With these mono-material solutions, the number of layers in a piece of flexible packaging, such as a packet of chips, can be reduced from six to four. The six-layer structure would typically contain a PE or cast polypropylene (CPP) sealing layer, an adhesive, an aluminum inner layer, a second adhesive layer, ink, and a PET or OPP surface layer.
By contrast, a four-layer structure using our mono-material solutions would contain a sealing layer, BOPP film, a protective aluminum oxide layer, a sealable layer, and ink. In this way, these solutions open new possibilities not just for recyclable packaging, but for a more circular packaging industry.
A sustainable packaging future ahead
From the manufacturing process to printing and end-of-life, all of these innovations can help deliver a world of more sustainable packaging. Indeed, a combination of solutions must be used to improve the environmental impact of packaging at every stage of its lifecycle. For this, companies must work together across the value chain to deliver renewable packaging materials, safe printing processes, and components designed for recyclability.
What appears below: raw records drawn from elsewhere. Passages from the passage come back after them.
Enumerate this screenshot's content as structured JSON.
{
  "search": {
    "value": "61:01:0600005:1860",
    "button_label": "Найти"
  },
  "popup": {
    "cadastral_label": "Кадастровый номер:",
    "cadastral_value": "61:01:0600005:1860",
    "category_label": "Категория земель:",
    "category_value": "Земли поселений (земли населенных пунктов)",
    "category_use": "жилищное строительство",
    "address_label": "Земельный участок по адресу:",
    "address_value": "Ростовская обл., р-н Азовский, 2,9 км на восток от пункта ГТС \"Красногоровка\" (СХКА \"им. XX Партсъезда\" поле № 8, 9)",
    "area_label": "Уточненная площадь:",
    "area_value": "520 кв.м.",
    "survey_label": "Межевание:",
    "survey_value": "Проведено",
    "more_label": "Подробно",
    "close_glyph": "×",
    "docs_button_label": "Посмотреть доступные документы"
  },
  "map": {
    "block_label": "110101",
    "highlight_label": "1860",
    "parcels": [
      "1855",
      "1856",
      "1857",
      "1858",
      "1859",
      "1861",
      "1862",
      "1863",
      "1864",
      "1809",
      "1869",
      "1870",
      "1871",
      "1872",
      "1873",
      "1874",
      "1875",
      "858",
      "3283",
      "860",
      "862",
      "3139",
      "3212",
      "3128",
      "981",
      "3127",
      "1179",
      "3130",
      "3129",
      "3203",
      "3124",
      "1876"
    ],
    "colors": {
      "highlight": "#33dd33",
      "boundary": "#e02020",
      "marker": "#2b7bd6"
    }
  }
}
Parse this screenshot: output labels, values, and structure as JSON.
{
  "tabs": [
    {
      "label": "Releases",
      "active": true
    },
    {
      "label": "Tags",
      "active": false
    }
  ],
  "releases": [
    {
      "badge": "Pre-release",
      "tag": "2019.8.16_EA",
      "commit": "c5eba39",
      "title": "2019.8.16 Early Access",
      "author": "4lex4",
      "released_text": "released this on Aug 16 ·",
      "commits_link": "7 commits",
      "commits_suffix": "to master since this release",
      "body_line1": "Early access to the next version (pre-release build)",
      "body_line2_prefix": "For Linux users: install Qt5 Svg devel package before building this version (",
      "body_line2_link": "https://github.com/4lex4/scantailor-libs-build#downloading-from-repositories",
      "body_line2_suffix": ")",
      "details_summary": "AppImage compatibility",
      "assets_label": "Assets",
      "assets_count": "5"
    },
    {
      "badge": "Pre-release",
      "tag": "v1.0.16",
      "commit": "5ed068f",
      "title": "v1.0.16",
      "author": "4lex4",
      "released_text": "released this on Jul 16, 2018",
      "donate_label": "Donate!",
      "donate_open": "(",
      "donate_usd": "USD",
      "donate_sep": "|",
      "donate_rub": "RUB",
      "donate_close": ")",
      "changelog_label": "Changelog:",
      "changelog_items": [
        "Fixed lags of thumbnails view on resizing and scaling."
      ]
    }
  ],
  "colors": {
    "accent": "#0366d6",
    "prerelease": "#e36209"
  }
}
At DSM, we are continually developing additional solutions through our core research program, and actively seek co-creation opportunities with partners and customers in the packaging sector. Above all, it’s clear that, with more and more promising technologies being developed, a bright packaging future is certainly possible.